We combined entertainment with favors for the kids by making more of the Frozen-In-Ice game. I used all dinosaurs last time. This year, we mixed it up with bugs, butterfly rings, lizards, frogs, snakes, and a few dinosaurs. We found them all at the Dollar Store. One other hint on this game – pouring some warmer water on the top will help loosen the blocks of ice from their containers a bit quicker.
We also put out our outside toys, including water guns, small slide, baby pool, and a homemade ladder golf set.
Party favors usually consist of some plastic junk that is played with for a total of three minutes before collecting behind dressers or at the bottom of toy boxes. I know my kids don’t need any more of that cheap crap, hopefully other parents agree with me. That’s why I feel that the Frozen-In-Ice game is a great compromise. The kids get to go home with something, and yes, it is an inexpensive, plastic toy. But they had to work for it and only end up with a few of them, instead of a big bag of miscellaneous junk.
We saved money by not using decorations. They are nice, but really unnecessary. Balloons blow away or they start to droop after a few hours. Streamers and pretty tablecloths end up in the garbage. Why spend money on these disposable frivolities? I really don’t think the kids notice. And my guess is that the adults may admire nice decorations, but they don’t register the lack of decorations. A table with festively wrapped presents is quite enough décor. Mommy hack: cover the present table with a blanket. Then, when it is time to open gifts, just pick up the blanket with all the presents on top and set it in the grass. Also, while it was too hot out for us to do this, use the cake as a decoration. If you have a great looking cake, show it off! It can serve a dual purpose, centerpiece and dessert.
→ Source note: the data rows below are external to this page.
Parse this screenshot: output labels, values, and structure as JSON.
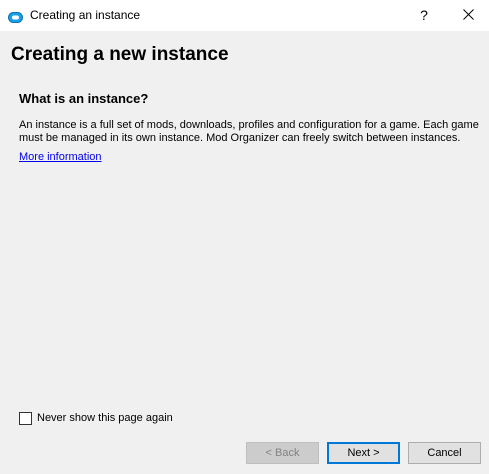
{
  "window": {
    "title": "Creating an instance",
    "help_label": "?"
  },
  "icons": {
    "app": "mod-organizer-icon",
    "close": "close-icon"
  },
  "page": {
    "heading": "Creating a new instance",
    "section_title": "What is an instance?",
    "description": "An instance is a full set of mods, downloads, profiles and configuration for a game. Each game must be managed in its own instance. Mod Organizer can freely switch between instances.",
    "more_info_link": "More information"
  },
  "footer": {
    "never_show_label": "Never show this page again",
    "never_show_checked": false,
    "back_label": "< Back",
    "back_enabled": false,
    "next_label": "Next >",
    "cancel_label": "Cancel"
  },
  "colors": {
    "window_bg": "#f0f0f0",
    "titlebar_bg": "#ffffff",
    "link": "#0000ee",
    "focus_border": "#0078d7",
    "app_icon": "#1aa0e6"
  }
}
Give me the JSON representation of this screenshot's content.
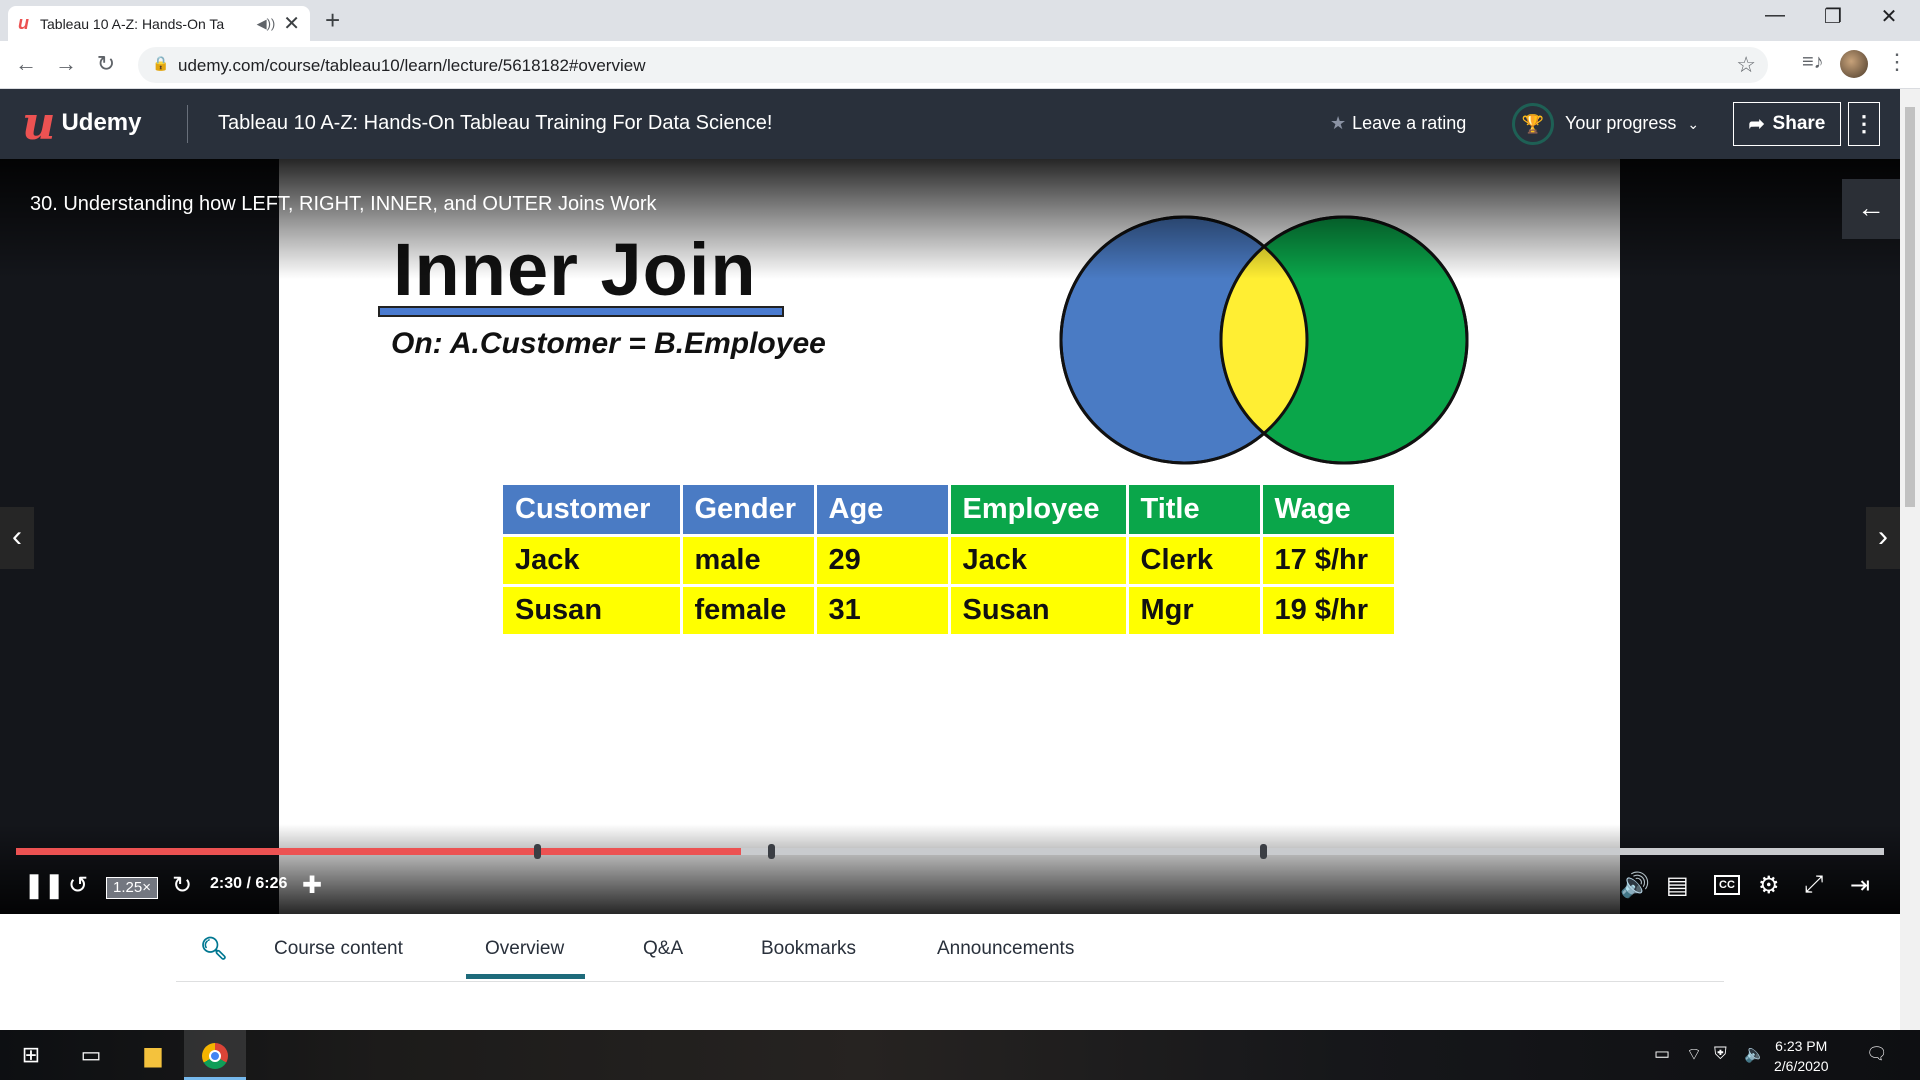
{
  "browser": {
    "tab_title": "Tableau 10 A-Z: Hands-On Ta",
    "url": "udemy.com/course/tableau10/learn/lecture/5618182#overview"
  },
  "header": {
    "logo_text": "Udemy",
    "course_title": "Tableau 10 A-Z: Hands-On Tableau Training For Data Science!",
    "rating_label": "Leave a rating",
    "progress_label": "Your progress",
    "share_label": "Share"
  },
  "player": {
    "lecture_title": "30. Understanding how LEFT, RIGHT, INNER, and OUTER Joins Work",
    "rate": "1.25×",
    "time": "2:30 / 6:26",
    "progress_fraction": 0.388
  },
  "slide": {
    "heading": "Inner Join",
    "subheading": "On: A.Customer = B.Employee",
    "table": {
      "headers": [
        "Customer",
        "Gender",
        "Age",
        "Employee",
        "Title",
        "Wage"
      ],
      "rows": [
        [
          "Jack",
          "male",
          "29",
          "Jack",
          "Clerk",
          "17 $/hr"
        ],
        [
          "Susan",
          "female",
          "31",
          "Susan",
          "Mgr",
          "19 $/hr"
        ]
      ]
    },
    "colors": {
      "table_a_header": "#4a7bc4",
      "table_b_header": "#0aa64a",
      "row_highlight": "#ffff00",
      "venn_left": "#4a7bc4",
      "venn_right": "#0aa64a",
      "venn_overlap": "#ffee33"
    }
  },
  "lecture_tabs": [
    "Course content",
    "Overview",
    "Q&A",
    "Bookmarks",
    "Announcements"
  ],
  "active_tab": "Overview",
  "taskbar": {
    "time": "6:23 PM",
    "date": "2/6/2020"
  }
}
I’m not counting the Transformer that we bought for Goofball last month on his birthday. The kids don’t receive any presents from us at the party. We don’t feel the need to show off in front of friends and family by presenting the birthday child with a big, expensive gift. I do have a tradition involving personalized birthday shirts. I make something special with their name and age on it. This year, I found clearance shirts, bought some My Little Pony fabric, and used puffy paint from my craft supplies. I will mention the gift that Tornado received from us on her actual birthday, my collection of ponies. She is three years old, the toys are brand new to her. Tornado was ecstatic to receive so many ponies. I recommend taking a look through your old things for toys to share instead of buying new ones – sentimental recycling at its best!
I did not buy or print out any invitations. Instead, we contacted everyone via Facebook or with a phone call. In the past, we rented tables and chairs. This year we borrowed tables from a neighbor and asked some of the guests to bring chairs with them.
My top priority was for the kids to have fun with their friends and feel special. By all accounts, the party was a complete success. While I am more than willing to spend money on my children, it must serve a purpose. There is no need to shower them with expensive gifts, hire outside entertainment, or cover the venue with decorations. All of that spending and waste is unnecessary, whether it’s just for the sake of it or to appease the expectations of others. What the children truly need is love, attention, and the opportunity to enjoy themselves.